There can be little doubt on the above authorities that the petitioners are entitled for being considered for the appointment to the post of Principal in accordance with the rules laid down by the Government as per Ex P-3. But it was contended on behalf of the State that the rule contained in Ex. P-3 applies only to an appointment made by promotion, that the first respondent's appointment was on contract basis, and that to such an appointment Ex. P-3 does not apply. It was also contended that the Government has the right to appoint any persons whom it likes to any post in Government service. I find myself unable to accept the above contentions. The State is a creature of the Constitution, which has vested large powers in the State. At the same time, these powers are subject to limitations and regulations. It may look paradoxical that, in matters relating to employment of persons in the service of the State, it has not got as much freedom or right as a private citizen has. Yet it is the actual position. The State's powers are subject to art. 14, 16, 311 and other relevant provisions contained in the Constitution. The right of a State to make appointments to its service is not arbitrary, as has been contended for in this case. Dealing with such a contention, the supreme Court in Jaisinghani v. Union of India AIR. 1967 SC. 1427. "in this context it is important to emphasize that the absence of arbitrary power is the first essential of the rule of law upon which our whole constitutional system is based. In a system governed by rule of law, discretion, when conferred upon executive authorities, must be confined within clearly defined limits. The rule of law from this point of view means that decisions should be made by the application of known principles and rules and, in general, such decisions should be predictable and the citizen should know where he is. If a decision is taken without any principle or without any rule it is impredictable and such a decision is the antithesis of a decision taken in accordance with the rule of law". In the above case, the petitioner challenged the constitutional validity of what was described as the seniority rule in regard to Income Tax Service, Class I, Grade II and the recruitment to that service as violative of Art. 14 and 16 (1) of the Constitution.

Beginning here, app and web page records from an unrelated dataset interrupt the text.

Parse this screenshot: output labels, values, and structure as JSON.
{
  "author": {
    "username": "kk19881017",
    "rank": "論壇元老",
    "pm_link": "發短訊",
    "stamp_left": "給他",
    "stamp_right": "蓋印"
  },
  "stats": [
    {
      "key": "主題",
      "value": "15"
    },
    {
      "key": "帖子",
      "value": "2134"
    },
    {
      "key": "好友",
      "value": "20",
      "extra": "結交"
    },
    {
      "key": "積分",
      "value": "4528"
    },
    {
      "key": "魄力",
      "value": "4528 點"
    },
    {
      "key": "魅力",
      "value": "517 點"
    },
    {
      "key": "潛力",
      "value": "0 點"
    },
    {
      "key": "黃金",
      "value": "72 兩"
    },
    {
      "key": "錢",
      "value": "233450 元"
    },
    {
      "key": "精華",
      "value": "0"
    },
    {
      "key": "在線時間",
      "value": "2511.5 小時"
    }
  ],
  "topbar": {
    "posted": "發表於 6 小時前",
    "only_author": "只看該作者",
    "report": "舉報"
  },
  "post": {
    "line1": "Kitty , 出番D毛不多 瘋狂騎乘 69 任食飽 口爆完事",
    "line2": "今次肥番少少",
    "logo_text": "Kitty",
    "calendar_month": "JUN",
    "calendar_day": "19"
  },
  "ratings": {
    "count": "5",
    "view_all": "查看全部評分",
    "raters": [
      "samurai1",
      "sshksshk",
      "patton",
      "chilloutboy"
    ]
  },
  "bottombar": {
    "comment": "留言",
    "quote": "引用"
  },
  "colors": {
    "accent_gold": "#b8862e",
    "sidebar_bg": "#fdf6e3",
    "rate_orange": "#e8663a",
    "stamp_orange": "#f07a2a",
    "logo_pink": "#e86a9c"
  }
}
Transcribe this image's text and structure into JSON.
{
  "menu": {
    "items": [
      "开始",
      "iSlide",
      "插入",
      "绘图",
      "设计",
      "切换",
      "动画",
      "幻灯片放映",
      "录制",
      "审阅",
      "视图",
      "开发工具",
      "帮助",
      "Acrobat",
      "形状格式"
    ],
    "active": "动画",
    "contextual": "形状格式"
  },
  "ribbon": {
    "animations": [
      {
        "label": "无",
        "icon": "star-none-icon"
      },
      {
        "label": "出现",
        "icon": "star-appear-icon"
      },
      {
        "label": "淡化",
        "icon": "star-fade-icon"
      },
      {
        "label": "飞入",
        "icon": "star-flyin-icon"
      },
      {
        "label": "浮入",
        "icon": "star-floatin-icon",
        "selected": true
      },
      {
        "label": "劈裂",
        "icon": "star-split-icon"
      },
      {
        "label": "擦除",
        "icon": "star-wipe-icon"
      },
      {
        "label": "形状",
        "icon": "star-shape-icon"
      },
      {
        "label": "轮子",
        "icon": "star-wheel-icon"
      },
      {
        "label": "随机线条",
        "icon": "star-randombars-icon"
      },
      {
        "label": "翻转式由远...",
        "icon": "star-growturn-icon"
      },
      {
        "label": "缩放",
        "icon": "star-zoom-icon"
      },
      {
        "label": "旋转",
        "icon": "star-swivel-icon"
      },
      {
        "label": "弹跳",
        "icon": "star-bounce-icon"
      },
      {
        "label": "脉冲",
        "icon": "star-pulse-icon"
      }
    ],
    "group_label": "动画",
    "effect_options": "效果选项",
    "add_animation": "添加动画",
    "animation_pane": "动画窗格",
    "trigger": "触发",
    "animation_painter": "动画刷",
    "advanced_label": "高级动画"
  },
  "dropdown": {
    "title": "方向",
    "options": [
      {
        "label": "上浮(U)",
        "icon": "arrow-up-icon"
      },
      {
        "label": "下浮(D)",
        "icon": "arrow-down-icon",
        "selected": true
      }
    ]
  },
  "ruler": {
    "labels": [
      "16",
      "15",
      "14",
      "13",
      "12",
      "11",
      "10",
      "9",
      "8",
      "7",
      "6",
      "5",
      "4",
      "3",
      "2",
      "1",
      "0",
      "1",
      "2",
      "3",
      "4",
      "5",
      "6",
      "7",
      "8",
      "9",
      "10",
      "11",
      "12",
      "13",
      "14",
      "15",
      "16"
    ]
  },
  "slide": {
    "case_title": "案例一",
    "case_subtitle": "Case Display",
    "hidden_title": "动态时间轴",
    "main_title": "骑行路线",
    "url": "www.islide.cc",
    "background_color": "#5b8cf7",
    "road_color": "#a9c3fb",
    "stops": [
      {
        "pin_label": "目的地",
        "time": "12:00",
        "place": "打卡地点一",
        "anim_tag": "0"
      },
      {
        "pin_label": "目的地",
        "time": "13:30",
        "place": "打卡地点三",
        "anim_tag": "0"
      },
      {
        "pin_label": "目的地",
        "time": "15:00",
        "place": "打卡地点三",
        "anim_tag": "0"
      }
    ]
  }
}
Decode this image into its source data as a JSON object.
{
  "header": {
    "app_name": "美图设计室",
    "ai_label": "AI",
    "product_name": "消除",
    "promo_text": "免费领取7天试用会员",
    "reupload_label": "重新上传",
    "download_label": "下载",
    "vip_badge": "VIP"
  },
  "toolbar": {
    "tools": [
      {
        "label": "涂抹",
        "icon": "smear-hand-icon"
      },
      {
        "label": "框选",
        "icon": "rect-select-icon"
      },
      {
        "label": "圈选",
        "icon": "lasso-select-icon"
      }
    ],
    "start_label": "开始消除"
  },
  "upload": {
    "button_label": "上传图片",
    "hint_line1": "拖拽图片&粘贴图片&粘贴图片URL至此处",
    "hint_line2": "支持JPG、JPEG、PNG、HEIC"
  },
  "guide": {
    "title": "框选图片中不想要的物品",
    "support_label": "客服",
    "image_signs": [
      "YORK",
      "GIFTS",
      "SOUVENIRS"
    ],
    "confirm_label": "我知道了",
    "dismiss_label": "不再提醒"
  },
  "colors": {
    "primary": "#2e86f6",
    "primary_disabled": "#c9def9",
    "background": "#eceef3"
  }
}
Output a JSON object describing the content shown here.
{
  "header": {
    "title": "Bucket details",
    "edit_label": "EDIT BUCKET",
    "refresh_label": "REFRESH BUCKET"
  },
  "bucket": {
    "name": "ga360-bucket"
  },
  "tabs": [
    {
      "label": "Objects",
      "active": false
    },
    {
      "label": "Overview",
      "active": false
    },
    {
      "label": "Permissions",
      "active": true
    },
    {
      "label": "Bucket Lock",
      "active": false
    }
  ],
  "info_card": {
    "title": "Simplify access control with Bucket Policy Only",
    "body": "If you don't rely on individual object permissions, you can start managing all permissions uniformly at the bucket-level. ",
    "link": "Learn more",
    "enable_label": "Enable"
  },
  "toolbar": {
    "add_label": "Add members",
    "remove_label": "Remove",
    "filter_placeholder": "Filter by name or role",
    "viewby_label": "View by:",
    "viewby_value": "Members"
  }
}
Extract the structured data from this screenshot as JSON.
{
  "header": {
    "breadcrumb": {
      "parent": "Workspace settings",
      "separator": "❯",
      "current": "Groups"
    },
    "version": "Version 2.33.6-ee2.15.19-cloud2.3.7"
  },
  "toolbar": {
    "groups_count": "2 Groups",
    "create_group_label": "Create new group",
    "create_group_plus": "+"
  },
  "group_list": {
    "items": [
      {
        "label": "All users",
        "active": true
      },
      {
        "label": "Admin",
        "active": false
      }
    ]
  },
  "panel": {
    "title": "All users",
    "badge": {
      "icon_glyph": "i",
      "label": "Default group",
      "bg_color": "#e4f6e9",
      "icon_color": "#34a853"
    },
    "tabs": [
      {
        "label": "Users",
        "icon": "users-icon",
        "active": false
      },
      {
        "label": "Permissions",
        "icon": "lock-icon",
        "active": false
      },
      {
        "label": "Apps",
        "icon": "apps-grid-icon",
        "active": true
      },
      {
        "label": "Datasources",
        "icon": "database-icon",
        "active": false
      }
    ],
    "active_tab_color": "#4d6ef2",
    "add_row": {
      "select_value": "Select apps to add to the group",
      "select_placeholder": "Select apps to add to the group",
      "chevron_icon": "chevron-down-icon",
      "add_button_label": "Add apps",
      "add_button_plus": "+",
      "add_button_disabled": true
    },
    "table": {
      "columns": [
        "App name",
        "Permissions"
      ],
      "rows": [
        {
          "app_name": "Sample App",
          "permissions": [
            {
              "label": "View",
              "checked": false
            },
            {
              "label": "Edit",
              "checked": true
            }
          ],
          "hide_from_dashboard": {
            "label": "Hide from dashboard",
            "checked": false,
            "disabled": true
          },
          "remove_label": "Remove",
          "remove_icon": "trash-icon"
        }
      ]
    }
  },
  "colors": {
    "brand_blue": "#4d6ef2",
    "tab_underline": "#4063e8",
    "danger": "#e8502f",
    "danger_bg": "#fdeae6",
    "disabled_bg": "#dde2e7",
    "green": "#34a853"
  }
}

The Union Government had issued an order, fixing the quota for appointment by direct recruitment and by promotion. However, appointments were made in some years without observing the quota. One of the contentions raised in that case was that this was violative of Art. 14 (1) of the Constitution. The Solicitor-General on behalf of the Union of India contended that the quota rule was merely an administrative direction, and that a breach of it was not justiciable. The Supreme Court rejected this contention, and stated that, having fixed the quota, there was no discretion left to the Government to alter it according to the exigencies of the situation or to deviate from the quota in any particular year at its own will and pleasure. The Union Government was, therefore, directed to adjust the seniority of the petitioners according to the quota rule. The observations extracted above appear in this context.;